• **PROVIDED RECORDS**:
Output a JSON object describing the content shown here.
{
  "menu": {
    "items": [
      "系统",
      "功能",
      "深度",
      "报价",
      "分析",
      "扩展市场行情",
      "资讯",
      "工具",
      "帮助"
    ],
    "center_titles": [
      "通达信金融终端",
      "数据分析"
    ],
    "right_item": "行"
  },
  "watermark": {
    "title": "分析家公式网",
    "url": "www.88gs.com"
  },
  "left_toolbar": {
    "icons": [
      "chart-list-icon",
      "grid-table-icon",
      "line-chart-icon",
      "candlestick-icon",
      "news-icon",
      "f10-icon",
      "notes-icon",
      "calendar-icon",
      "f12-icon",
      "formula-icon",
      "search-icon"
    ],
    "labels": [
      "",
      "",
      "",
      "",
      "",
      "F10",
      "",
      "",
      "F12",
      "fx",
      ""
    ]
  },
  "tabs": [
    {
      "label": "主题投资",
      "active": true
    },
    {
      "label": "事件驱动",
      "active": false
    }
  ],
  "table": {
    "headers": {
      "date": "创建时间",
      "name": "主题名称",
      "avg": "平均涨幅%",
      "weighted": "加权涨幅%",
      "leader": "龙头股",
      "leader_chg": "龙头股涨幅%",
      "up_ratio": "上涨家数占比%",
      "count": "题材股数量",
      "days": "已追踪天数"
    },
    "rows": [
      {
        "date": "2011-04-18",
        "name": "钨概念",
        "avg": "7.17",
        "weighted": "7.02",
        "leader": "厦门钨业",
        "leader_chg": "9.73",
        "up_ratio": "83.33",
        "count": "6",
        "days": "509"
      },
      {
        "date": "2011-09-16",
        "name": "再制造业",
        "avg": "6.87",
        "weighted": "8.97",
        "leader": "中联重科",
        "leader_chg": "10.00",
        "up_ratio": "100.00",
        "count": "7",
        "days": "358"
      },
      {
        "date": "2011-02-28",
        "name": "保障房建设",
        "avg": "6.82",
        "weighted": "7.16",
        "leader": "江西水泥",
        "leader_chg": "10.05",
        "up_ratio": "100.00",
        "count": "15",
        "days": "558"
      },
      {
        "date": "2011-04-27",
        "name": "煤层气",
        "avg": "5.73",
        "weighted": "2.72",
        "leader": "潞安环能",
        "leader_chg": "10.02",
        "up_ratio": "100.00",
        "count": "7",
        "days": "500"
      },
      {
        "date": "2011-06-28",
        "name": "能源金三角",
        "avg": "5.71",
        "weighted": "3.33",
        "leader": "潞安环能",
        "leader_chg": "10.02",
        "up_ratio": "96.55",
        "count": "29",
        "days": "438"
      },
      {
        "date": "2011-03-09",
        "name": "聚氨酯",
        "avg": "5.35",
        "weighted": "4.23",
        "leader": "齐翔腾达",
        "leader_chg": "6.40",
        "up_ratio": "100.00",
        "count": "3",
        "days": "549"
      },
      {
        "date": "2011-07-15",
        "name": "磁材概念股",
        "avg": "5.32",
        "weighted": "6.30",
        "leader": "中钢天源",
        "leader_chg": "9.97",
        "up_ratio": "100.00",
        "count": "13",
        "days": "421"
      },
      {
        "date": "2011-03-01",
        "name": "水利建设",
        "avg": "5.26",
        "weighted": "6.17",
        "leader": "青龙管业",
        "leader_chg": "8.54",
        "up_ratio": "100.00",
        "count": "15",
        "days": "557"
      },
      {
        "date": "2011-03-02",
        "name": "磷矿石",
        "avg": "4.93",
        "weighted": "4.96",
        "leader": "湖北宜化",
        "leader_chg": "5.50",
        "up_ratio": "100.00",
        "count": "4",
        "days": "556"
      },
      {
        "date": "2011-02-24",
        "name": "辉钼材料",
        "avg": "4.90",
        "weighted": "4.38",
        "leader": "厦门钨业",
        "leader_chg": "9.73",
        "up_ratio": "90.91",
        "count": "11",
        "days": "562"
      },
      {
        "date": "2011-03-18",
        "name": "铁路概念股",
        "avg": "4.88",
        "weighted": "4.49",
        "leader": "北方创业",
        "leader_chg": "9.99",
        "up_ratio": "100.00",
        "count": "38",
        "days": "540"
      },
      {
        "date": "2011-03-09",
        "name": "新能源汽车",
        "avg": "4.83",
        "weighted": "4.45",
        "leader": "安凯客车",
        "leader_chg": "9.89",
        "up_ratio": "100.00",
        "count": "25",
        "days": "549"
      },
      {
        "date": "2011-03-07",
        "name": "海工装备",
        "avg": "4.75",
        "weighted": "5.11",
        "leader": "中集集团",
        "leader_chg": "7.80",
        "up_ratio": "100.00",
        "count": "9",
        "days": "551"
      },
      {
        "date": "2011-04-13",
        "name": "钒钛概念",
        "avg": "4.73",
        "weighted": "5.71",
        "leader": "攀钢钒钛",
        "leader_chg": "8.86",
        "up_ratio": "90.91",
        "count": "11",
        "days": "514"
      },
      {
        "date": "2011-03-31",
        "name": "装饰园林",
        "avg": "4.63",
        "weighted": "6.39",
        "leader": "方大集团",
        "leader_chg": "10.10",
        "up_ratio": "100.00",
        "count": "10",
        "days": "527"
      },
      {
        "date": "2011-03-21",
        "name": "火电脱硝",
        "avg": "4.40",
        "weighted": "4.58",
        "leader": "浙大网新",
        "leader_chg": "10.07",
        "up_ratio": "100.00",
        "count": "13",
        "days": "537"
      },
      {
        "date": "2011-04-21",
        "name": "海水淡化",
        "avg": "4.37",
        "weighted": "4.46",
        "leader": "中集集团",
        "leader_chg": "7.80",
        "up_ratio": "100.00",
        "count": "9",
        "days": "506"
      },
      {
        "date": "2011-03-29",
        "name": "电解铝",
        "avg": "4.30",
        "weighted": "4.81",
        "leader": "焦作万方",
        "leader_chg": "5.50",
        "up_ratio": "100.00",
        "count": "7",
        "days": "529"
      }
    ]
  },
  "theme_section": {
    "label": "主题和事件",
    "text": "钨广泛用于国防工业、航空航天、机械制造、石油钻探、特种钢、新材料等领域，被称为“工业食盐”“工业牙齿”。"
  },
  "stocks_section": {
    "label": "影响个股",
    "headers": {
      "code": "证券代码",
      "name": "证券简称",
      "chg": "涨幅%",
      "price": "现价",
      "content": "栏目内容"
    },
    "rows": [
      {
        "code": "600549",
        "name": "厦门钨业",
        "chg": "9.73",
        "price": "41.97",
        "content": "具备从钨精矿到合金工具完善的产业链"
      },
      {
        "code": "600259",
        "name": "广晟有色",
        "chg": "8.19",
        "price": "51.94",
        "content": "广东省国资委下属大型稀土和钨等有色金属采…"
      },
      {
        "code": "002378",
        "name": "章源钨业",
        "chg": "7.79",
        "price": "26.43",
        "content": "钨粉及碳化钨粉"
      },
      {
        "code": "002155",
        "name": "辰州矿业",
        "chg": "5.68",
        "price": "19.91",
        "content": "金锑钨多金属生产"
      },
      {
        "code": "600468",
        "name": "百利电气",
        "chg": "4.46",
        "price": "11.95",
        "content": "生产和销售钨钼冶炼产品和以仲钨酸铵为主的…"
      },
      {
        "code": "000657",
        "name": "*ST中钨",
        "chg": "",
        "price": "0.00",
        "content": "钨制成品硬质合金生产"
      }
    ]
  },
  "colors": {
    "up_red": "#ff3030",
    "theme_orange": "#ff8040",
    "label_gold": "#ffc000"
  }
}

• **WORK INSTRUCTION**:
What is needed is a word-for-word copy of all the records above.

• **WRITTEN ANSWER**:
Output a JSON object describing the content shown here.
{
  "menu": {
    "items": [
      "系统",
      "功能",
      "深度",
      "报价",
      "分析",
      "扩展市场行情",
      "资讯",
      "工具",
      "帮助"
    ],
    "center_titles": [
      "通达信金融终端",
      "数据分析"
    ],
    "right_item": "行"
  },
  "watermark": {
    "title": "分析家公式网",
    "url": "www.88gs.com"
  },
  "left_toolbar": {
    "icons": [
      "chart-list-icon",
      "grid-table-icon",
      "line-chart-icon",
      "candlestick-icon",
      "news-icon",
      "f10-icon",
      "notes-icon",
      "calendar-icon",
      "f12-icon",
      "formula-icon",
      "search-icon"
    ],
    "labels": [
      "",
      "",
      "",
      "",
      "",
      "F10",
      "",
      "",
      "F12",
      "fx",
      ""
    ]
  },
  "tabs": [
    {
      "label": "主题投资",
      "active": true
    },
    {
      "label": "事件驱动",
      "active": false
    }
  ],
  "table": {
    "headers": {
      "date": "创建时间",
      "name": "主题名称",
      "avg": "平均涨幅%",
      "weighted": "加权涨幅%",
      "leader": "龙头股",
      "leader_chg": "龙头股涨幅%",
      "up_ratio": "上涨家数占比%",
      "count": "题材股数量",
      "days": "已追踪天数"
    },
    "rows": [
      {
        "date": "2011-04-18",
        "name": "钨概念",
        "avg": "7.17",
        "weighted": "7.02",
        "leader": "厦门钨业",
        "leader_chg": "9.73",
        "up_ratio": "83.33",
        "count": "6",
        "days": "509"
      },
      {
        "date": "2011-09-16",
        "name": "再制造业",
        "avg": "6.87",
        "weighted": "8.97",
        "leader": "中联重科",
        "leader_chg": "10.00",
        "up_ratio": "100.00",
        "count": "7",
        "days": "358"
      },
      {
        "date": "2011-02-28",
        "name": "保障房建设",
        "avg": "6.82",
        "weighted": "7.16",
        "leader": "江西水泥",
        "leader_chg": "10.05",
        "up_ratio": "100.00",
        "count": "15",
        "days": "558"
      },
      {
        "date": "2011-04-27",
        "name": "煤层气",
        "avg": "5.73",
        "weighted": "2.72",
        "leader": "潞安环能",
        "leader_chg": "10.02",
        "up_ratio": "100.00",
        "count": "7",
        "days": "500"
      },
      {
        "date": "2011-06-28",
        "name": "能源金三角",
        "avg": "5.71",
        "weighted": "3.33",
        "leader": "潞安环能",
        "leader_chg": "10.02",
        "up_ratio": "96.55",
        "count": "29",
        "days": "438"
      },
      {
        "date": "2011-03-09",
        "name": "聚氨酯",
        "avg": "5.35",
        "weighted": "4.23",
        "leader": "齐翔腾达",
        "leader_chg": "6.40",
        "up_ratio": "100.00",
        "count": "3",
        "days": "549"
      },
      {
        "date": "2011-07-15",
        "name": "磁材概念股",
        "avg": "5.32",
        "weighted": "6.30",
        "leader": "中钢天源",
        "leader_chg": "9.97",
        "up_ratio": "100.00",
        "count": "13",
        "days": "421"
      },
      {
        "date": "2011-03-01",
        "name": "水利建设",
        "avg": "5.26",
        "weighted": "6.17",
        "leader": "青龙管业",
        "leader_chg": "8.54",
        "up_ratio": "100.00",
        "count": "15",
        "days": "557"
      },
      {
        "date": "2011-03-02",
        "name": "磷矿石",
        "avg": "4.93",
        "weighted": "4.96",
        "leader": "湖北宜化",
        "leader_chg": "5.50",
        "up_ratio": "100.00",
        "count": "4",
        "days": "556"
      },
      {
        "date": "2011-02-24",
        "name": "辉钼材料",
        "avg": "4.90",
        "weighted": "4.38",
        "leader": "厦门钨业",
        "leader_chg": "9.73",
        "up_ratio": "90.91",
        "count": "11",
        "days": "562"
      },
      {
        "date": "2011-03-18",
        "name": "铁路概念股",
        "avg": "4.88",
        "weighted": "4.49",
        "leader": "北方创业",
        "leader_chg": "9.99",
        "up_ratio": "100.00",
        "count": "38",
        "days": "540"
      },
      {
        "date": "2011-03-09",
        "name": "新能源汽车",
        "avg": "4.83",
        "weighted": "4.45",
        "leader": "安凯客车",
        "leader_chg": "9.89",
        "up_ratio": "100.00",
        "count": "25",
        "days": "549"
      },
      {
        "date": "2011-03-07",
        "name": "海工装备",
        "avg": "4.75",
        "weighted": "5.11",
        "leader": "中集集团",
        "leader_chg": "7.80",
        "up_ratio": "100.00",
        "count": "9",
        "days": "551"
      },
      {
        "date": "2011-04-13",
        "name": "钒钛概念",
        "avg": "4.73",
        "weighted": "5.71",
        "leader": "攀钢钒钛",
        "leader_chg": "8.86",
        "up_ratio": "90.91",
        "count": "11",
        "days": "514"
      },
      {
        "date": "2011-03-31",
        "name": "装饰园林",
        "avg": "4.63",
        "weighted": "6.39",
        "leader": "方大集团",
        "leader_chg": "10.10",
        "up_ratio": "100.00",
        "count": "10",
        "days": "527"
      },
      {
        "date": "2011-03-21",
        "name": "火电脱硝",
        "avg": "4.40",
        "weighted": "4.58",
        "leader": "浙大网新",
        "leader_chg": "10.07",
        "up_ratio": "100.00",
        "count": "13",
        "days": "537"
      },
      {
        "date": "2011-04-21",
        "name": "海水淡化",
        "avg": "4.37",
        "weighted": "4.46",
        "leader": "中集集团",
        "leader_chg": "7.80",
        "up_ratio": "100.00",
        "count": "9",
        "days": "506"
      },
      {
        "date": "2011-03-29",
        "name": "电解铝",
        "avg": "4.30",
        "weighted": "4.81",
        "leader": "焦作万方",
        "leader_chg": "5.50",
        "up_ratio": "100.00",
        "count": "7",
        "days": "529"
      }
    ]
  },
  "theme_section": {
    "label": "主题和事件",
    "text": "钨广泛用于国防工业、航空航天、机械制造、石油钻探、特种钢、新材料等领域，被称为“工业食盐”“工业牙齿”。"
  },
  "stocks_section": {
    "label": "影响个股",
    "headers": {
      "code": "证券代码",
      "name": "证券简称",
      "chg": "涨幅%",
      "price": "现价",
      "content": "栏目内容"
    },
    "rows": [
      {
        "code": "600549",
        "name": "厦门钨业",
        "chg": "9.73",
        "price": "41.97",
        "content": "具备从钨精矿到合金工具完善的产业链"
      },
      {
        "code": "600259",
        "name": "广晟有色",
        "chg": "8.19",
        "price": "51.94",
        "content": "广东省国资委下属大型稀土和钨等有色金属采…"
      },
      {
        "code": "002378",
        "name": "章源钨业",
        "chg": "7.79",
        "price": "26.43",
        "content": "钨粉及碳化钨粉"
      },
      {
        "code": "002155",
        "name": "辰州矿业",
        "chg": "5.68",
        "price": "19.91",
        "content": "金锑钨多金属生产"
      },
      {
        "code": "600468",
        "name": "百利电气",
        "chg": "4.46",
        "price": "11.95",
        "content": "生产和销售钨钼冶炼产品和以仲钨酸铵为主的…"
      },
      {
        "code": "000657",
        "name": "*ST中钨",
        "chg": "",
        "price": "0.00",
        "content": "钨制成品硬质合金生产"
      }
    ]
  },
  "colors": {
    "up_red": "#ff3030",
    "theme_orange": "#ff8040",
    "label_gold": "#ffc000"
  }
}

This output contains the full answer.